Before the research team at NASA’s Ames Research Center found otherwise, we always thought carbon dioxide was crucial to keeping a planet warm enough to be potentially habitable. Young Mars must have had a decent supply — after all, we know there was liquid water. So if carbon dioxide levels back then were too low to keep the water temperature above freezing, what else could have been doing it?

“That’s really tricky, and we don’t have a very good idea of how that happened,” Thomas Bristow, a research scientist Ames and the paper’s first author, told Inverse by phone. “I can tell you that there are a couple of possibilities.”

Possibility #1: The lakes could have been covered by a layer of ice that acted as a sort of blanket, preventing the water beneath from freezing or escaping into the atmosphere — sounds reasonable enough. The problem here is that the Curiosity rover hasn’t seen any convincing evidence of this ice cap in the sediment it’s been analyzing. If a sample had been deposited in an icy, glacial environment, it should have a particular set of features, like drop stones (rock fragments that became embedded), ice wedges, or glacial till (a term for a kind of glacial-deposited sediment).

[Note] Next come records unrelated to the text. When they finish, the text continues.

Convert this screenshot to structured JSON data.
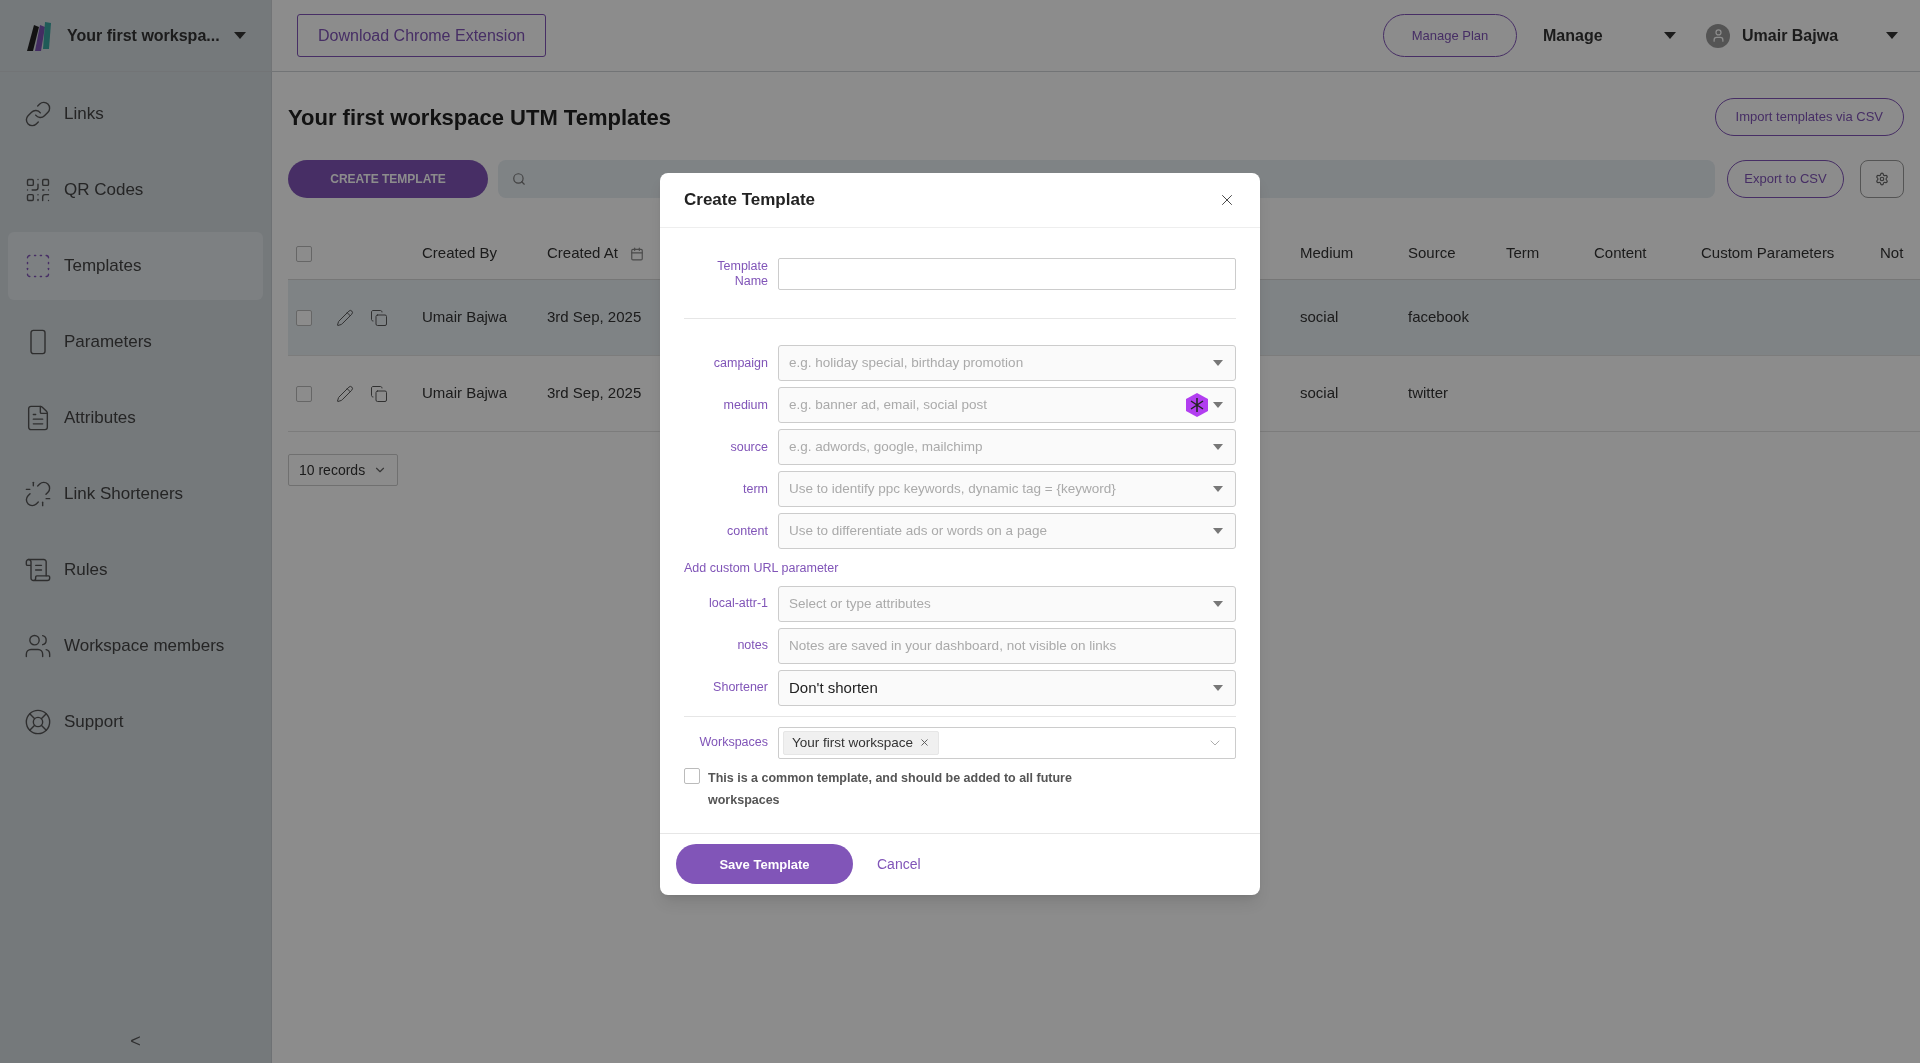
{
  "topbar": {
    "workspace_name": "Your first workspa...",
    "extension_button": "Download Chrome Extension",
    "plan_button": "Manage Plan",
    "manage_menu": "Manage",
    "user_name": "Umair Bajwa"
  },
  "sidebar": {
    "items": [
      {
        "label": "Links",
        "selected": false
      },
      {
        "label": "QR Codes",
        "selected": false
      },
      {
        "label": "Templates",
        "selected": true
      },
      {
        "label": "Parameters",
        "selected": false
      },
      {
        "label": "Attributes",
        "selected": false
      },
      {
        "label": "Link Shorteners",
        "selected": false
      },
      {
        "label": "Rules",
        "selected": false
      },
      {
        "label": "Workspace members",
        "selected": false
      },
      {
        "label": "Support",
        "selected": false
      }
    ],
    "collapse": "<"
  },
  "page": {
    "title": "Your first workspace UTM Templates",
    "import_button": "Import templates via CSV",
    "create_button": "CREATE TEMPLATE",
    "export_button": "Export to CSV",
    "records_select": "10 records"
  },
  "table": {
    "all_checked": false,
    "columns": [
      "Created By",
      "Created At",
      "Medium",
      "Source",
      "Term",
      "Content",
      "Custom Parameters",
      "Not"
    ],
    "rows": [
      {
        "selected": true,
        "checked": false,
        "created_by": "Umair Bajwa",
        "created_at": "3rd Sep, 2025",
        "medium": "social",
        "source": "facebook"
      },
      {
        "selected": false,
        "checked": false,
        "created_by": "Umair Bajwa",
        "created_at": "3rd Sep, 2025",
        "medium": "social",
        "source": "twitter"
      }
    ]
  },
  "dialog": {
    "title": "Create Template",
    "name_label": "Template Name",
    "utm_fields": [
      {
        "label": "campaign",
        "placeholder": "e.g. holiday special, birthday promotion",
        "badge": false
      },
      {
        "label": "medium",
        "placeholder": "e.g. banner ad, email, social post",
        "badge": true
      },
      {
        "label": "source",
        "placeholder": "e.g. adwords, google, mailchimp",
        "badge": false
      },
      {
        "label": "term",
        "placeholder": "Use to identify ppc keywords, dynamic tag = {keyword}",
        "badge": false
      },
      {
        "label": "content",
        "placeholder": "Use to differentiate ads or words on a page",
        "badge": false
      }
    ],
    "custom_param_link": "Add custom URL parameter",
    "extra_fields": [
      {
        "kind": "select",
        "label": "local-attr-1",
        "placeholder": "Select or type attributes"
      },
      {
        "kind": "text",
        "label": "notes",
        "placeholder": "Notes are saved in your dashboard, not visible on links"
      },
      {
        "kind": "select",
        "label": "Shortener",
        "value": "Don't shorten"
      }
    ],
    "workspaces": {
      "label": "Workspaces",
      "tags": [
        "Your first workspace"
      ]
    },
    "common_template": {
      "label": "This is a common template, and should be added to all future workspaces",
      "checked": false
    },
    "save_button": "Save Template",
    "cancel_button": "Cancel"
  }
}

So far, however, we’ve observed nothing.

Possibility #2: Mars overall has always been extremely cold, but perhaps it was warmer intermittently. Sulfur dioxide released by volcanoes could potentially keep the planet warm for maybe a few hundred or thousand years at a time before it escaped out of the atmosphere and left the planet to cool again. The problem with this theory is that Curiosity has been working its way through hundreds of meters of Gale Crater lake deposits already, which implies the lake was around for hundreds of thousands to millions of years — so that the “transient volcanic model,” as Bristow describes it, doesn’t seem to fit.


Scientists are also looking to the effects of various greenhouse gases for a potential explanation, but essentially there’s no clean answer so far. As [Curiosity] keeps going up Mount Sharp, Bristow and his colleagues will keep observing the sediment and look for clues as to whether there was ice or not.

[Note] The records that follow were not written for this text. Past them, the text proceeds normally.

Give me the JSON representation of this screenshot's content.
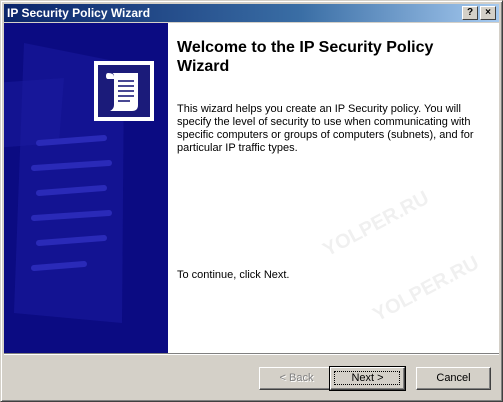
{
  "window": {
    "title": "IP Security Policy Wizard",
    "help_glyph": "?",
    "close_glyph": "×"
  },
  "main": {
    "heading": "Welcome to the IP Security Policy Wizard",
    "description": "This wizard helps you create an IP Security policy. You will specify the level of security to use when communicating with specific computers or groups of computers (subnets), and for particular IP traffic types.",
    "continue_text": "To continue, click Next."
  },
  "buttons": {
    "back": "< Back",
    "next": "Next >",
    "cancel": "Cancel"
  },
  "watermark": "YOLPER.RU",
  "colors": {
    "banner": "#0b0b82",
    "titlebar_start": "#0a246a",
    "titlebar_end": "#a6caf0",
    "dialog": "#d4d0c8"
  },
  "icons": {
    "banner_logo": "scroll-document-icon"
  }
}
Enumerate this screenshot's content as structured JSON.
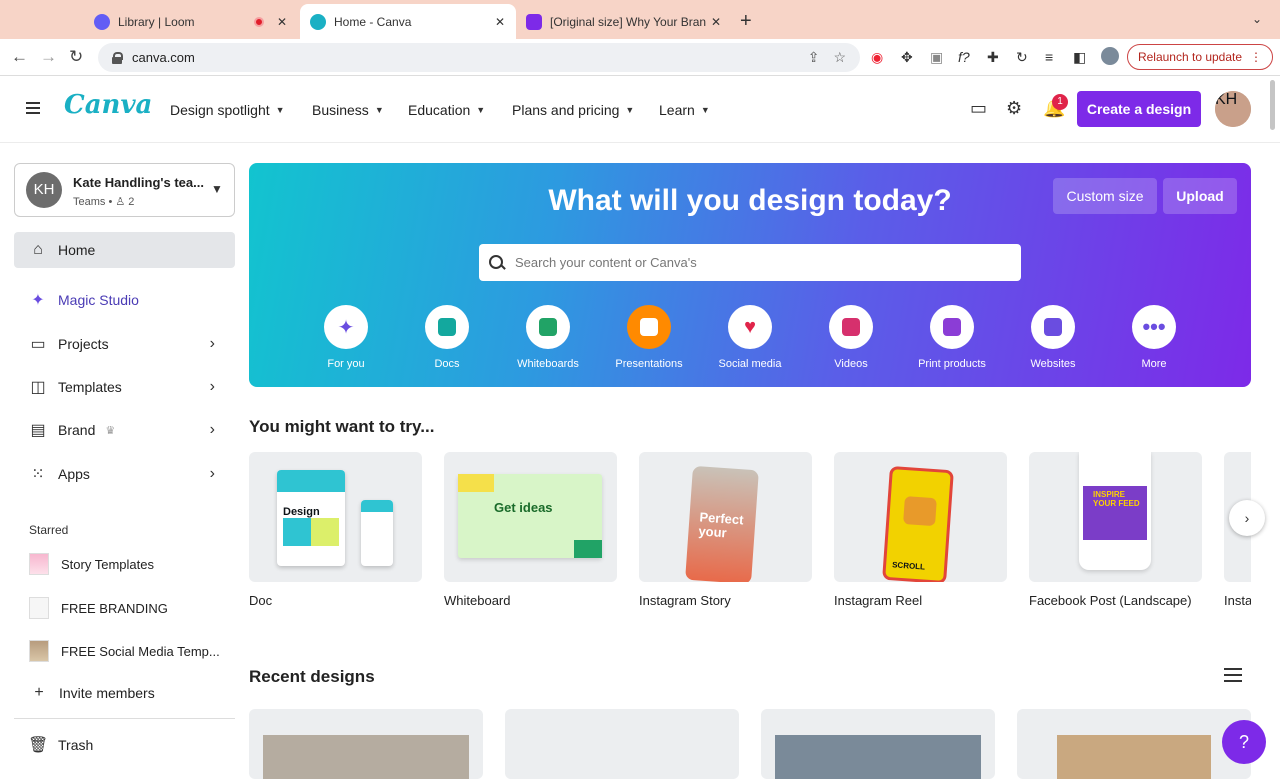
{
  "browser": {
    "tabs": [
      {
        "title": "Library | Loom",
        "favicon_color": "#625df5"
      },
      {
        "title": "Home - Canva",
        "favicon_color": "#1ab0c4"
      },
      {
        "title": "[Original size] Why Your Brand",
        "favicon_color": "#7d2ae8"
      }
    ],
    "url": "canva.com",
    "relaunch_label": "Relaunch to update"
  },
  "header": {
    "logo": "Canva",
    "nav": [
      "Design spotlight",
      "Business",
      "Education",
      "Plans and pricing",
      "Learn"
    ],
    "notification_count": "1",
    "create_label": "Create a design",
    "avatar_initials": "KH"
  },
  "sidebar": {
    "team_initials": "KH",
    "team_name": "Kate Handling's tea...",
    "team_sub": "Teams • ♙ 2",
    "items": [
      {
        "label": "Home",
        "icon": "home-icon"
      },
      {
        "label": "Magic Studio",
        "icon": "sparkle-icon"
      },
      {
        "label": "Projects",
        "icon": "folder-icon"
      },
      {
        "label": "Templates",
        "icon": "templates-icon"
      },
      {
        "label": "Brand",
        "icon": "brand-icon"
      },
      {
        "label": "Apps",
        "icon": "apps-icon"
      }
    ],
    "starred_heading": "Starred",
    "starred": [
      "Story Templates",
      "FREE BRANDING",
      "FREE Social Media Temp..."
    ],
    "invite_label": "Invite members",
    "trash_label": "Trash"
  },
  "hero": {
    "title": "What will you design today?",
    "custom_size": "Custom size",
    "upload": "Upload",
    "search_placeholder": "Search your content or Canva's",
    "categories": [
      {
        "label": "For you",
        "color": "#6a4de0"
      },
      {
        "label": "Docs",
        "color": "#13a89e"
      },
      {
        "label": "Whiteboards",
        "color": "#21a366"
      },
      {
        "label": "Presentations",
        "color": "#ff8a00"
      },
      {
        "label": "Social media",
        "color": "#e0244a"
      },
      {
        "label": "Videos",
        "color": "#d6306d"
      },
      {
        "label": "Print products",
        "color": "#8b3dd6"
      },
      {
        "label": "Websites",
        "color": "#6a4de0"
      },
      {
        "label": "More",
        "color": "#6a4de0"
      }
    ]
  },
  "try": {
    "heading": "You might want to try...",
    "cards": [
      "Doc",
      "Whiteboard",
      "Instagram Story",
      "Instagram Reel",
      "Facebook Post (Landscape)",
      "Insta"
    ]
  },
  "recent": {
    "heading": "Recent designs"
  },
  "help_label": "?"
}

“The rover is going to keep climbing, and we’re expecting to see changes in climate conditions on Mars being reflected in changes in the rocks as we climb [higher up Mount Sharp],” Bristow said. “So perhaps we go along and build that story well get additional clues into exactly how early Mars was operating.”

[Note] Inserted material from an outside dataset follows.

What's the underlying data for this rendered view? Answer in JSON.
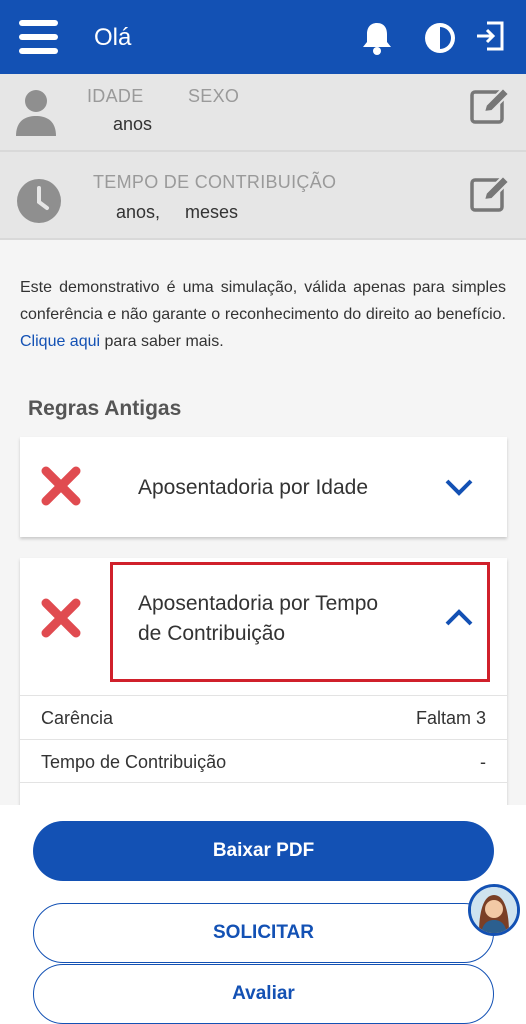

This is as good a place as any to bring up the faint young sun paradox — early Earth had liquid water just as early Mars did, and yet the Sun two or four billion years ago should have been too young and faint to produce enough energy for that. The new findings simply deepen the mysteries behind how water and habitable environments developed in the solar system.

We’ve been able to investigate the mystery on Earth by looking at ancient rocks, and on Mars by analyzing images from afar, but one of the very many cool things about Curiosity is that this is the first time we’ve really been able to get on the ground and test ancient rocks on the red planet, too. Now that we can begin comparing that data to the data we’ve gathered from space, maybe we’ll start getting somewhere.

Photos via NASA / JPL / Caltech